▶ _What to do_:
Output the records, every one, exactly as given.

(Page and application data records)
○ ○ ○
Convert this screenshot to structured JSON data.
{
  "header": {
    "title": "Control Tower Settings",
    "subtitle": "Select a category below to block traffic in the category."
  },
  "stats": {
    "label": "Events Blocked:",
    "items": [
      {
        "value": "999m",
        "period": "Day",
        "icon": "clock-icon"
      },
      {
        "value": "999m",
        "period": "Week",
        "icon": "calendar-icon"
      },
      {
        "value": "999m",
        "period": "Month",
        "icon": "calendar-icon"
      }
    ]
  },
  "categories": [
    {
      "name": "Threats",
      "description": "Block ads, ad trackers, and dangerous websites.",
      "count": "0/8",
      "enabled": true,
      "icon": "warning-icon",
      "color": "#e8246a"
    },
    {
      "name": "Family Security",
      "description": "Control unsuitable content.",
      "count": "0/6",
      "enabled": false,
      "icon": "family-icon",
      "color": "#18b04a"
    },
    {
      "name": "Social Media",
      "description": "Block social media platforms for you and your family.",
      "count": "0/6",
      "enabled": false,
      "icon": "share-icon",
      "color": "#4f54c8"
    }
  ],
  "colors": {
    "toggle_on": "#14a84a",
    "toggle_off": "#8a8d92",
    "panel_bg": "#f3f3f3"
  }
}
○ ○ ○
▶ _Response to this task_:
Convert this screenshot to structured JSON data.
{
  "header": {
    "title": "Control Tower Settings",
    "subtitle": "Select a category below to block traffic in the category."
  },
  "stats": {
    "label": "Events Blocked:",
    "items": [
      {
        "value": "999m",
        "period": "Day",
        "icon": "clock-icon"
      },
      {
        "value": "999m",
        "period": "Week",
        "icon": "calendar-icon"
      },
      {
        "value": "999m",
        "period": "Month",
        "icon": "calendar-icon"
      }
    ]
  },
  "categories": [
    {
      "name": "Threats",
      "description": "Block ads, ad trackers, and dangerous websites.",
      "count": "0/8",
      "enabled": true,
      "icon": "warning-icon",
      "color": "#e8246a"
    },
    {
      "name": "Family Security",
      "description": "Control unsuitable content.",
      "count": "0/6",
      "enabled": false,
      "icon": "family-icon",
      "color": "#18b04a"
    },
    {
      "name": "Social Media",
      "description": "Block social media platforms for you and your family.",
      "count": "0/6",
      "enabled": false,
      "icon": "share-icon",
      "color": "#4f54c8"
    }
  ],
  "colors": {
    "toggle_on": "#14a84a",
    "toggle_off": "#8a8d92",
    "panel_bg": "#f3f3f3"
  }
}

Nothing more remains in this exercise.